  • CPP: Certified Professional Photographer.  Is there a state agency somewhere that certifies one as a professional?  Wouldn’t a bank account and a photography business certify one as a professional?
  • ABI: American Bankruptcy Institute.  I seriously couldn’t find anything on this one except for this.  Perhaps she is a part time bankruptcy advocate?
  • A-ASP: American Association of Swine Vetrinarians.  No joke, this is what google gave me.
  • Hon.ASP: I have no idea on this one either.  Perhaps this is the judge (the your honor) for the A-ASP above.

By the way, I never returned to reading the article.

Besides loosing the reader completely, here is the philosophical problem.  There are plenty of people who put an acronym behind their name, they are call doctors, and lawyers, CPAs and such.  They save lives, or at least help you avoid taxes or help you out of a nasty divorce.  But, when a photographer not only comes up with , but actually places not two, but five acronyms behind her name; that is not only arrogant, pompous and self obsessed, but begs the question: why do the honorary titles and lists of meaningless accolades matter so much?

Bill Brandt (who incidentally has no acronyms following his name) would not, as a matter of principle, talk about himself. The person is of no importance, he would say, it is the picture that is important … I have to agree with Bill Brandt to this extent: honors and titles, degrees and associations mean nothing.  What defines a photographer (as a photographer) is his or her images.  Nothing more, nothing less.  By their fruits, you will know them.  Do they produce superior work on a consistent basis?  Then we can call them great, respect them and give them honor.

Show me your portfolio and better yet, your un-edited contact sheets and I will come to know you as a photographer and as a person.  Strip away your honors and titles.  Loose the acronyms, the association cliques and the name recognition and show me your images, just your images.  To me, nothing else matters. The photograph is king.

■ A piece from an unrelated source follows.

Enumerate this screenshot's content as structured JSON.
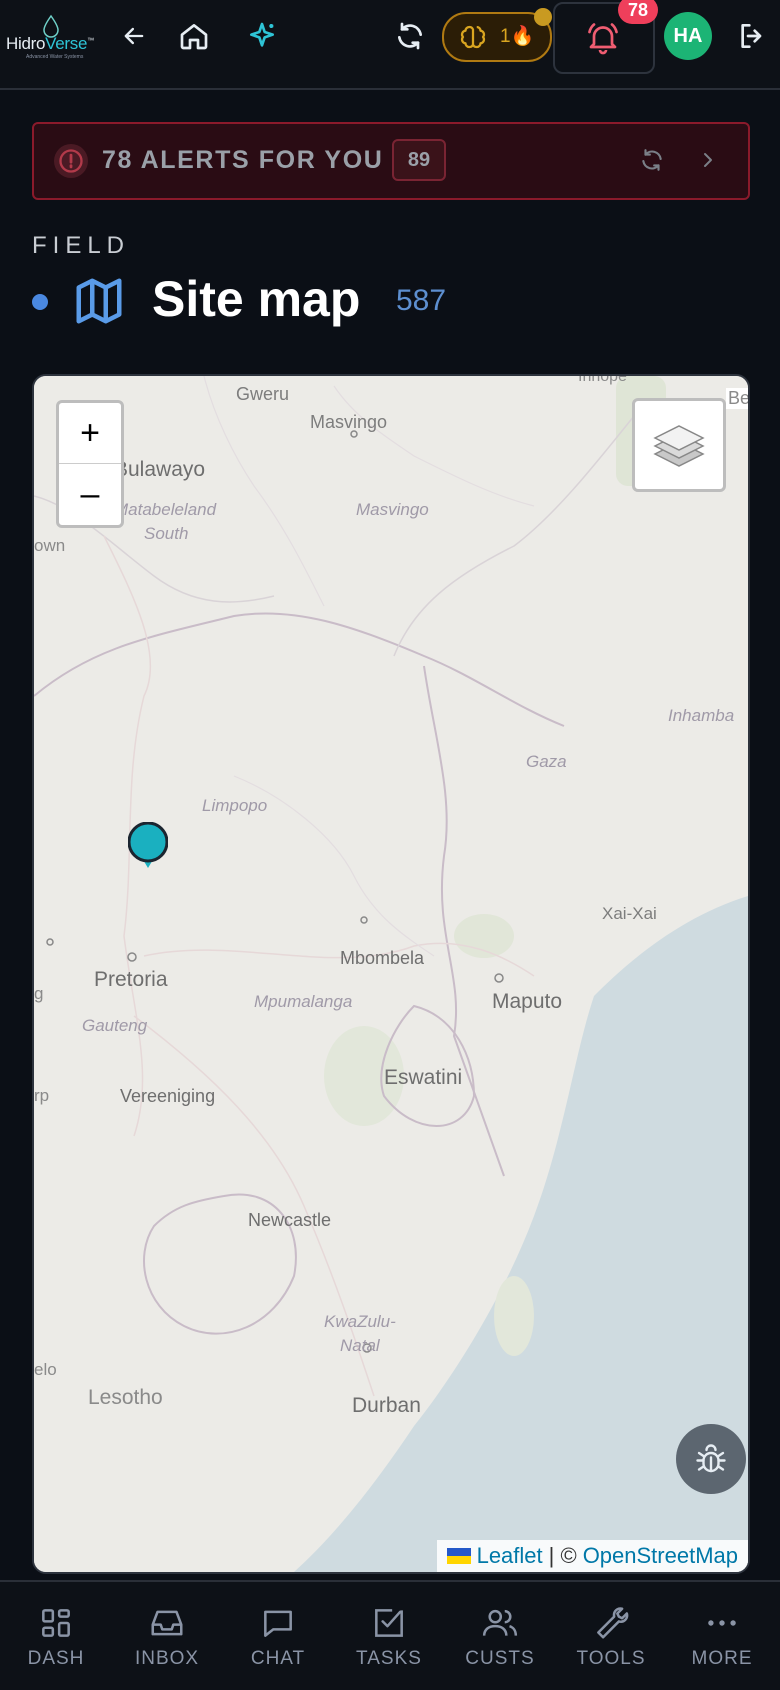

Jared Platt, CIP, Mn.HPD, GOP, APL, M.D., LLC, PPP, AIG, GM, BofA B.S. AZ, LR.

* The name Jesica Cornbluthe is not the real name listed in the article.